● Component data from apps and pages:
______________________________
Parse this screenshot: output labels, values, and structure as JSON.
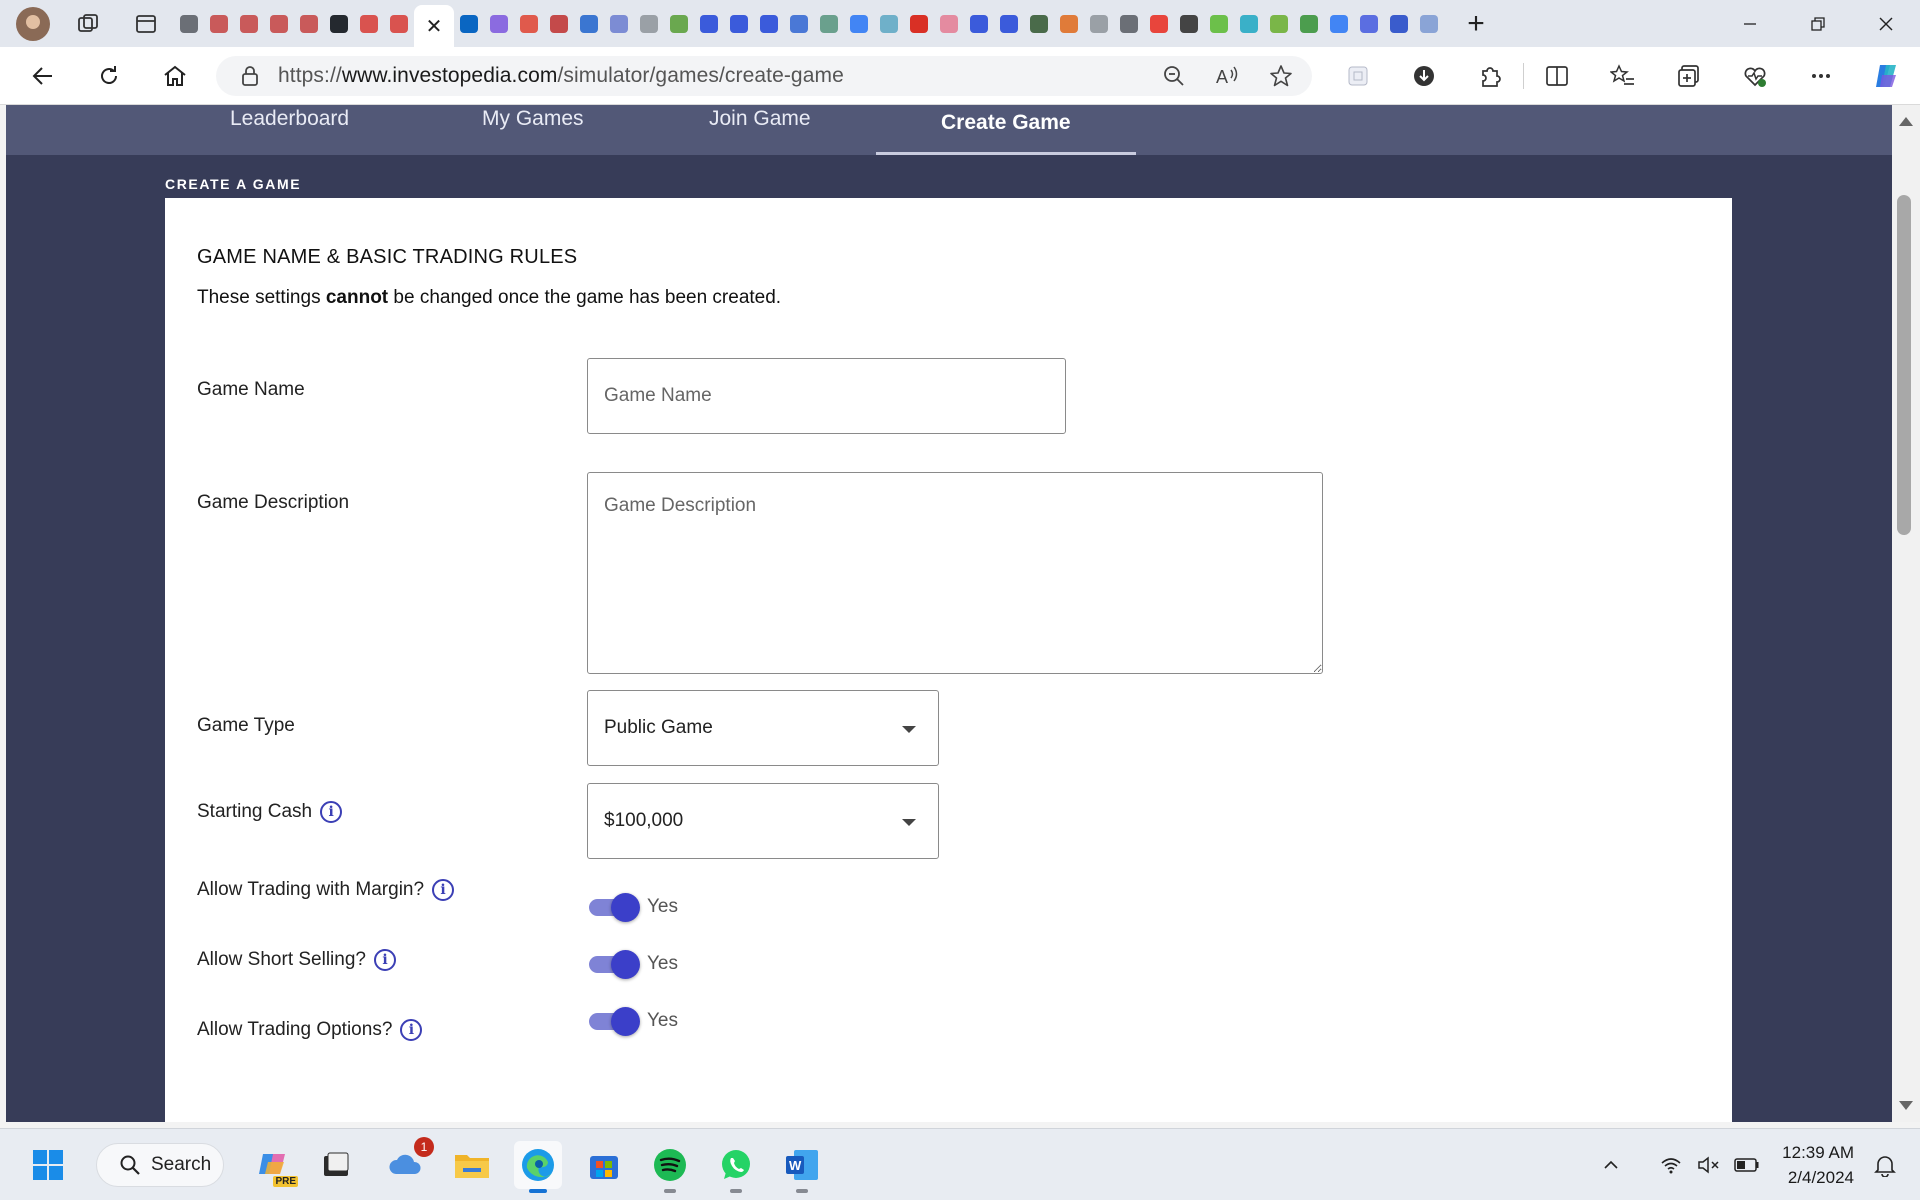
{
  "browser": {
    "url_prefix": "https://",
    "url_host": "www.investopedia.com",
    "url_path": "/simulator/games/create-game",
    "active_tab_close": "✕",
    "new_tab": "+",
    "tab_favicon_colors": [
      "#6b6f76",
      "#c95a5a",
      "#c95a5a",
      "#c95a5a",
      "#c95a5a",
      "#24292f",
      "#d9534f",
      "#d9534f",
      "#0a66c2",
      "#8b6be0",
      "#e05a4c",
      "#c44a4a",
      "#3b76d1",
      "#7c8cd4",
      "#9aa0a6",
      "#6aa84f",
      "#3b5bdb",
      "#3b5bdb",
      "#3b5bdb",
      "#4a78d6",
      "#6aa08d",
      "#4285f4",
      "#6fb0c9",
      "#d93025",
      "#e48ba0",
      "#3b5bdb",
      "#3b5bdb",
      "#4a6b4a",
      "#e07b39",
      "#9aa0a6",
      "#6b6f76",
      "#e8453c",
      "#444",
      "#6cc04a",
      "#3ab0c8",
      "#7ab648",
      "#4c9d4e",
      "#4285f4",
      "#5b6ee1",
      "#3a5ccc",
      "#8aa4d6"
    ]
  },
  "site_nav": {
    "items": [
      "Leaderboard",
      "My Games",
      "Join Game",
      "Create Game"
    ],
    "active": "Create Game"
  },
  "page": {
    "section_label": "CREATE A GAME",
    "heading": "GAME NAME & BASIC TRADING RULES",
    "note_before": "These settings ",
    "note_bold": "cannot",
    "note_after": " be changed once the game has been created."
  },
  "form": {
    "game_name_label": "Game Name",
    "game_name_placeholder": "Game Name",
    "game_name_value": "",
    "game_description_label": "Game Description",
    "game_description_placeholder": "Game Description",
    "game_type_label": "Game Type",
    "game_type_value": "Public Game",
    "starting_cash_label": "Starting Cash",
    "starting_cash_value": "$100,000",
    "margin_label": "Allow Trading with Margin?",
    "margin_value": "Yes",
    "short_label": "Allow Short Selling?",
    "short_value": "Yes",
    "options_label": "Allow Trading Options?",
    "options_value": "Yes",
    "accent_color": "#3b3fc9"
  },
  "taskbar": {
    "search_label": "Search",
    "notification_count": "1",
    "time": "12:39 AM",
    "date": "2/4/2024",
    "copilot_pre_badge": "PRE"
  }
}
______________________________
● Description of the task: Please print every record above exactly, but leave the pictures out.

● Task response:
Parse this screenshot: output labels, values, and structure as JSON.
{
  "browser": {
    "url_prefix": "https://",
    "url_host": "www.investopedia.com",
    "url_path": "/simulator/games/create-game",
    "active_tab_close": "✕",
    "new_tab": "+",
    "tab_favicon_colors": [
      "#6b6f76",
      "#c95a5a",
      "#c95a5a",
      "#c95a5a",
      "#c95a5a",
      "#24292f",
      "#d9534f",
      "#d9534f",
      "#0a66c2",
      "#8b6be0",
      "#e05a4c",
      "#c44a4a",
      "#3b76d1",
      "#7c8cd4",
      "#9aa0a6",
      "#6aa84f",
      "#3b5bdb",
      "#3b5bdb",
      "#3b5bdb",
      "#4a78d6",
      "#6aa08d",
      "#4285f4",
      "#6fb0c9",
      "#d93025",
      "#e48ba0",
      "#3b5bdb",
      "#3b5bdb",
      "#4a6b4a",
      "#e07b39",
      "#9aa0a6",
      "#6b6f76",
      "#e8453c",
      "#444",
      "#6cc04a",
      "#3ab0c8",
      "#7ab648",
      "#4c9d4e",
      "#4285f4",
      "#5b6ee1",
      "#3a5ccc",
      "#8aa4d6"
    ]
  },
  "site_nav": {
    "items": [
      "Leaderboard",
      "My Games",
      "Join Game",
      "Create Game"
    ],
    "active": "Create Game"
  },
  "page": {
    "section_label": "CREATE A GAME",
    "heading": "GAME NAME & BASIC TRADING RULES",
    "note_before": "These settings ",
    "note_bold": "cannot",
    "note_after": " be changed once the game has been created."
  },
  "form": {
    "game_name_label": "Game Name",
    "game_name_placeholder": "Game Name",
    "game_name_value": "",
    "game_description_label": "Game Description",
    "game_description_placeholder": "Game Description",
    "game_type_label": "Game Type",
    "game_type_value": "Public Game",
    "starting_cash_label": "Starting Cash",
    "starting_cash_value": "$100,000",
    "margin_label": "Allow Trading with Margin?",
    "margin_value": "Yes",
    "short_label": "Allow Short Selling?",
    "short_value": "Yes",
    "options_label": "Allow Trading Options?",
    "options_value": "Yes",
    "accent_color": "#3b3fc9"
  },
  "taskbar": {
    "search_label": "Search",
    "notification_count": "1",
    "time": "12:39 AM",
    "date": "2/4/2024",
    "copilot_pre_badge": "PRE"
  }
}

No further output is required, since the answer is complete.